Factor in costs, customers, and competition
Though you must be careful not to anchor yourself, the first thing that you should consider when setting a price point is your average total cost. Average total costs should factor in not only the variable cost of your given good or service, but also the fixed costs that you incur in the course of running your company. Average total cost establishes a minimum price point that is the dividing line between life and death for your business.
Once you establish a price floor based on costs, it is time to consider your customers. When prospects think about buying from you, the first thing they consider is the potential value they can realize. However, customers typically will not pay the full value they expect to gain from your offering. They require compensation for the risk they take in buying from you.
To make this more concrete, consider a purchase decision that companies face every day. Most businesses, whether selling to consumers or to other businesses, spend considerable dollars to buy lists of prospects that are fed into direct marketing campaigns. Though figures vary widely, a typical response rate to an unqualified prospect campaign is about one percent. However, just getting a response is only a small part of the battle. Of prospects that respond to a phone, post mail, or email offer, perhaps five percent of them will actually make a purchase. If the product sells for $2,000, then the value of the contact information for a single unqualified prospect is $2,000 times one percent times five percent. That works out to a value to the customer of just one crisp dollar.

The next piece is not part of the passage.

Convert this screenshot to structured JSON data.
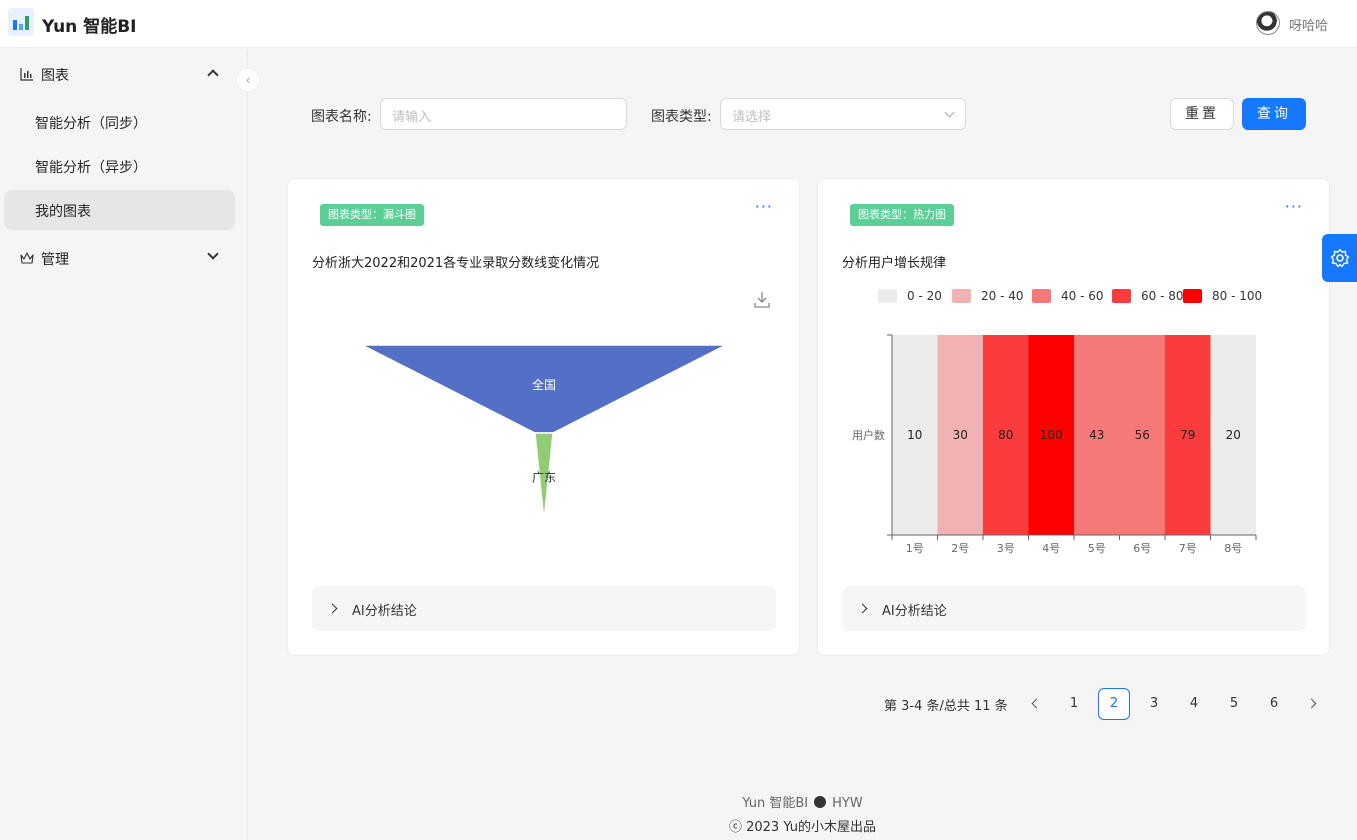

Since the list buyer made a number of assumptions based on typical industry standards, their willingness to pay would be a decent amount lower to account for the very likely possibility that response rates and conversion rates will turn out lower than expected. Recalling the work of Kahneman and Tversky from the chapter on change management, most people require a factor of two times return on investment. Hence, in this example, the list buyer’s willingness to pay for an incremental unqualified set of contact information is likely a mere fifty cents.
Now that you have considered your costs and your customers’ willingness to pay, there is one more thing to factor in to your pricing decision – the dreaded competition. Though companies hate to admit it, there are generally a few competitors lurking in their waters that offer a more or less fungible solution. This is true for both goods and services. To keep yourself in business, you should carefully monitor your competitor’s list prices as well as their realized effective prices.
When most people perform competitive analysis in the context of pricing strategy, they stop at examining external competition. However, to avoid devastating errors, you should also look at the impact that a new product or pricing action will have on other offerings in your portfolio. Take care to set a price that will not cannibalize your existing business.
Here are the concepts you can immediately apply to become a skilled pricing strategist:
- Start high
- Avoid radical pricing changes
- Factor in costs, customers, and competition